[Source data]
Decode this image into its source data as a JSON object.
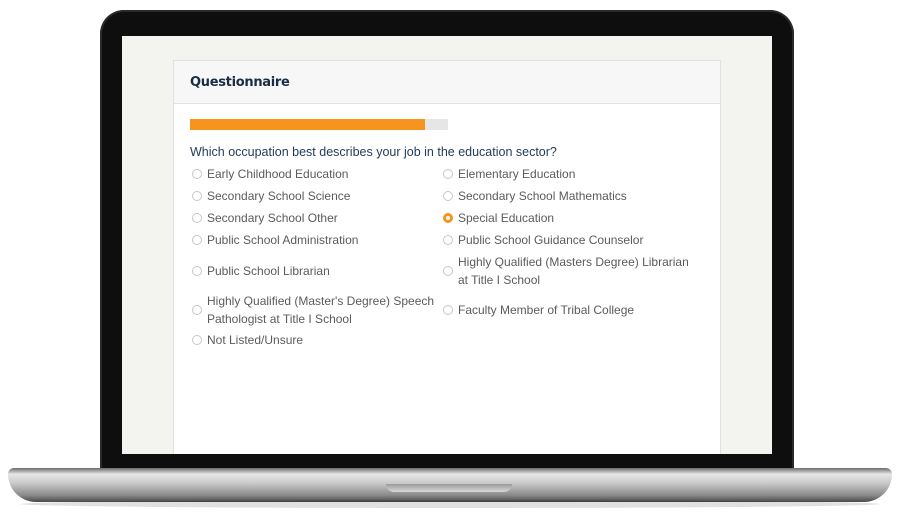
{
  "card": {
    "title": "Questionnaire"
  },
  "progress": {
    "fraction": 0.91
  },
  "question": {
    "text": "Which occupation best describes your job in the education sector?",
    "options": [
      {
        "label": "Early Childhood Education",
        "selected": false
      },
      {
        "label": "Elementary Education",
        "selected": false
      },
      {
        "label": "Secondary School Science",
        "selected": false
      },
      {
        "label": "Secondary School Mathematics",
        "selected": false
      },
      {
        "label": "Secondary School Other",
        "selected": false
      },
      {
        "label": "Special Education",
        "selected": true
      },
      {
        "label": "Public School Administration",
        "selected": false
      },
      {
        "label": "Public School Guidance Counselor",
        "selected": false
      },
      {
        "label": "Public School Librarian",
        "selected": false
      },
      {
        "label": "Highly Qualified (Masters Degree) Librarian at Title I School",
        "selected": false
      },
      {
        "label": "Highly Qualified (Master's Degree) Speech Pathologist at Title I School",
        "selected": false
      },
      {
        "label": "Faculty Member of Tribal College",
        "selected": false
      },
      {
        "label": "Not Listed/Unsure",
        "selected": false
      }
    ]
  },
  "colors": {
    "accent": "#f7941d",
    "title": "#1a2d45",
    "question": "#1f3b57",
    "option_text": "#5b5b5b"
  }
}
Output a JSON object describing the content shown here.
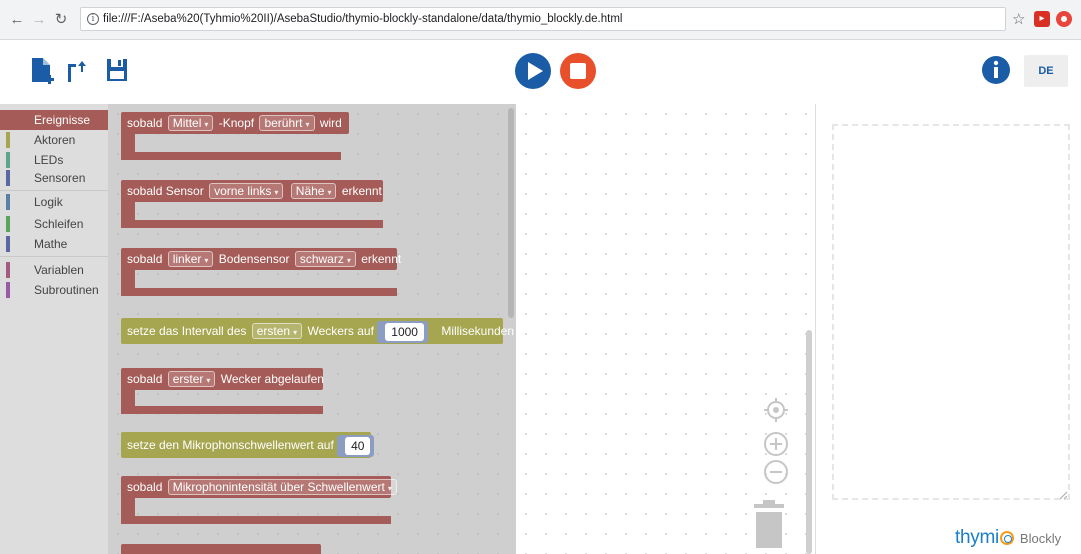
{
  "browser": {
    "url": "file:///F:/Aseba%20(Tyhmio%20II)/AsebaStudio/thymio-blockly-standalone/data/thymio_blockly.de.html",
    "info_glyph": "i"
  },
  "toolbar": {
    "language_button": "DE",
    "icons": [
      "new-file-icon",
      "open-file-icon",
      "save-icon",
      "play-icon",
      "stop-icon",
      "info-icon"
    ],
    "colors": {
      "play": "#1a5da6",
      "stop": "#e8502b",
      "info": "#1a5da6"
    }
  },
  "toolbox": {
    "categories": [
      {
        "label": "Ereignisse",
        "color": "#a55b57",
        "selected": true
      },
      {
        "label": "Aktoren",
        "color": "#a6a550"
      },
      {
        "label": "LEDs",
        "color": "#5ba58c"
      },
      {
        "label": "Sensoren",
        "color": "#5b67a5"
      },
      {
        "label": "Logik",
        "color": "#5b80a5"
      },
      {
        "label": "Schleifen",
        "color": "#5ba55b"
      },
      {
        "label": "Mathe",
        "color": "#5b67a5"
      },
      {
        "label": "Variablen",
        "color": "#a55b80"
      },
      {
        "label": "Subroutinen",
        "color": "#995ba5"
      }
    ]
  },
  "flyout": {
    "b1": {
      "t1": "sobald",
      "d1": "Mittel",
      "t2": "-Knopf",
      "d2": "berührt",
      "t3": "wird"
    },
    "b2": {
      "t1": "sobald Sensor",
      "d1": "vorne links",
      "d2": "Nähe",
      "t2": "erkennt"
    },
    "b3": {
      "t1": "sobald",
      "d1": "linker",
      "t2": "Bodensensor",
      "d2": "schwarz",
      "t3": "erkennt"
    },
    "b4": {
      "t1": "setze das Intervall des",
      "d1": "ersten",
      "t2": "Weckers auf",
      "n1": "1000",
      "t3": "Millisekunden"
    },
    "b5": {
      "t1": "sobald",
      "d1": "erster",
      "t2": "Wecker abgelaufen"
    },
    "b6": {
      "t1": "setze den Mikrophonschwellenwert auf",
      "n1": "40"
    },
    "b7": {
      "t1": "sobald",
      "d1": "Mikrophonintensität über Schwellenwert"
    }
  },
  "brand": {
    "name": "thymi",
    "sub": "Blockly"
  }
}
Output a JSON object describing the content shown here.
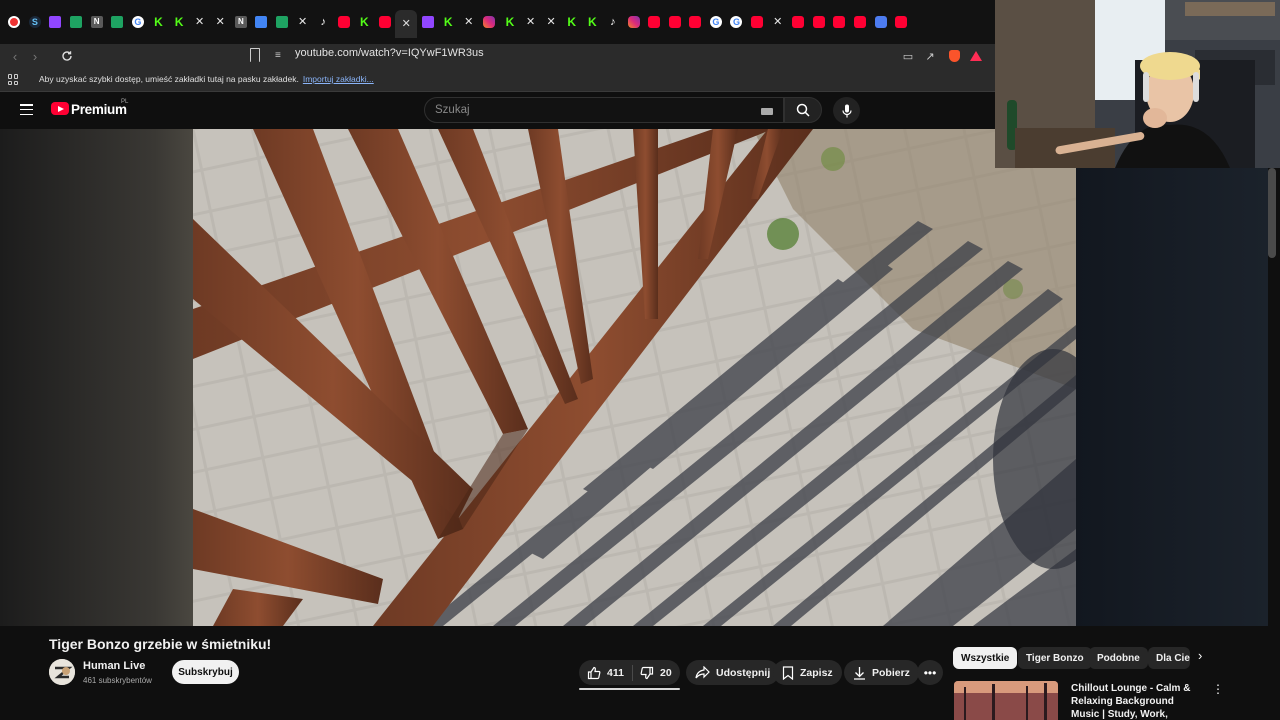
{
  "browser": {
    "url": "youtube.com/watch?v=IQYwF1WR3us",
    "bookmarks_prompt": "Aby uzyskać szybki dostęp, umieść zakładki tutaj na pasku zakładek.",
    "bookmarks_import_link": "Importuj zakładki...",
    "tabs": [
      "rec",
      "steam",
      "twitch",
      "sheet",
      "n",
      "sheet",
      "google",
      "kick",
      "kick",
      "x",
      "x",
      "n",
      "doc",
      "sheet",
      "x",
      "tiktok",
      "yt",
      "kick",
      "yt",
      "close",
      "twitch",
      "kick",
      "x",
      "ig",
      "kick",
      "x",
      "x",
      "kick",
      "kick",
      "tiktok",
      "ig",
      "yt",
      "yt",
      "yt",
      "google",
      "google",
      "yt",
      "x",
      "yt",
      "yt",
      "yt",
      "yt",
      "db",
      "yt"
    ]
  },
  "youtube": {
    "brand": "Premium",
    "region": "PL",
    "search_placeholder": "Szukaj"
  },
  "video": {
    "title": "Tiger Bonzo grzebie w śmietniku!",
    "channel_name": "Human Live",
    "channel_subs": "461 subskrybentów",
    "subscribe_label": "Subskrybuj",
    "likes": "411",
    "dislikes": "20",
    "share_label": "Udostępnij",
    "save_label": "Zapisz",
    "download_label": "Pobierz"
  },
  "chips": [
    "Wszystkie",
    "Tiger Bonzo",
    "Podobne",
    "Dla Ciebie"
  ],
  "recommendation": {
    "title": "Chillout Lounge - Calm & Relaxing Background Music | Study, Work, Sleep"
  },
  "colors": {
    "youtube_red": "#ff0033",
    "background": "#0f0f0f",
    "pill": "#272727"
  }
}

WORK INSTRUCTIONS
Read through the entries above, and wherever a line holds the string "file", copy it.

ANSWER TO THE PROBLEM
    "url": "file:///F:/Aseba%20(Tyhmio%20II)/AsebaStudio/thymio-blockly-standalone/data/thymio_blockly.de.html",
      "new-file-icon",
      "open-file-icon",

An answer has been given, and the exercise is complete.